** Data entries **
==============================

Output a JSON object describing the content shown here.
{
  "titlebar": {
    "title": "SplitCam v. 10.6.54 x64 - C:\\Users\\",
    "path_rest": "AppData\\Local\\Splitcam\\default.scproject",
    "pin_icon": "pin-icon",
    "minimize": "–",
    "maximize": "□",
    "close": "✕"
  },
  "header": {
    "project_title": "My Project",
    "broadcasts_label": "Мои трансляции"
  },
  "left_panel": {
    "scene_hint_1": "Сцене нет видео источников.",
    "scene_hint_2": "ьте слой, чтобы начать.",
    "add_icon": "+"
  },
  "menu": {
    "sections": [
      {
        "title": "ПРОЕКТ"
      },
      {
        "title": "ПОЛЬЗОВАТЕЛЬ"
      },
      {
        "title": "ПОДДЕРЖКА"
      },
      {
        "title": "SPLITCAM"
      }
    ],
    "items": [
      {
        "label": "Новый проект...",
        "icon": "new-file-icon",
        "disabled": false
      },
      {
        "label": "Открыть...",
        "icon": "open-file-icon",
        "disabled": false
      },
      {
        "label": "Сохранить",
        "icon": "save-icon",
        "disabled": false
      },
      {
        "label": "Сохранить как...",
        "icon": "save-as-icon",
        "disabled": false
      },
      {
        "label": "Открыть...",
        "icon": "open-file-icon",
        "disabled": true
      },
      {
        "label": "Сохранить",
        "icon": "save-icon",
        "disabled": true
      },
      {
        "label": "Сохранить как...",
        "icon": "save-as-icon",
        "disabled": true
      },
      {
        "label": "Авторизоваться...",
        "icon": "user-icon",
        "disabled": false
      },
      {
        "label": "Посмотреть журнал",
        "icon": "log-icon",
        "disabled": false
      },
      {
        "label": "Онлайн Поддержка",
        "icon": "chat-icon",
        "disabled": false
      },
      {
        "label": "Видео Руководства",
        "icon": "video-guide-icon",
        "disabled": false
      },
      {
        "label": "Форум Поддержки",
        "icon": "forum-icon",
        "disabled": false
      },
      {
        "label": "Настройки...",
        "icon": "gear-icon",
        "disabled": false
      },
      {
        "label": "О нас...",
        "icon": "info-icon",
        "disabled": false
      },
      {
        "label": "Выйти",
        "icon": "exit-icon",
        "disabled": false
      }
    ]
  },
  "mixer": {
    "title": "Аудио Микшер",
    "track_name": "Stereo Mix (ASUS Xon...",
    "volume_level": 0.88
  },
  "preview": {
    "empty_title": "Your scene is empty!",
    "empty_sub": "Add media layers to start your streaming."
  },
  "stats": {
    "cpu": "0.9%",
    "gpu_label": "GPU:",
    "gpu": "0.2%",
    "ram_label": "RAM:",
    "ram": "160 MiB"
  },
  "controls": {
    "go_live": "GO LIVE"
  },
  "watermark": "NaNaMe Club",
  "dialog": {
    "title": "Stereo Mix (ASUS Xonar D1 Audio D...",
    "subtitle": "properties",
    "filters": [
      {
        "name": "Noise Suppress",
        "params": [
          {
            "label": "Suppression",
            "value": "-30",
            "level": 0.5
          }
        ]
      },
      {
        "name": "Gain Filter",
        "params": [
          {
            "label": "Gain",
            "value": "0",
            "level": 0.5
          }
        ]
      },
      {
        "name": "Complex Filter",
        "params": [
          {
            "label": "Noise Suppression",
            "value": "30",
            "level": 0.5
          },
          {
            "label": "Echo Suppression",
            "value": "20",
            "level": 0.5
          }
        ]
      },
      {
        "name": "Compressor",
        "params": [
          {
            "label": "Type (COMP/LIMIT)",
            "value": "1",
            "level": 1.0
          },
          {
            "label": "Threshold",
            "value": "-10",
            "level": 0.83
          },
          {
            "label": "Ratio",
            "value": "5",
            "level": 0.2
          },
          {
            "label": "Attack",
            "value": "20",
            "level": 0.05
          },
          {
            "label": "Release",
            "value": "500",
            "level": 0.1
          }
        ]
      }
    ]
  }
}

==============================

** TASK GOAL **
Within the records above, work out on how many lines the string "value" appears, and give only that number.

** RESULT FOR THIS TASK **
9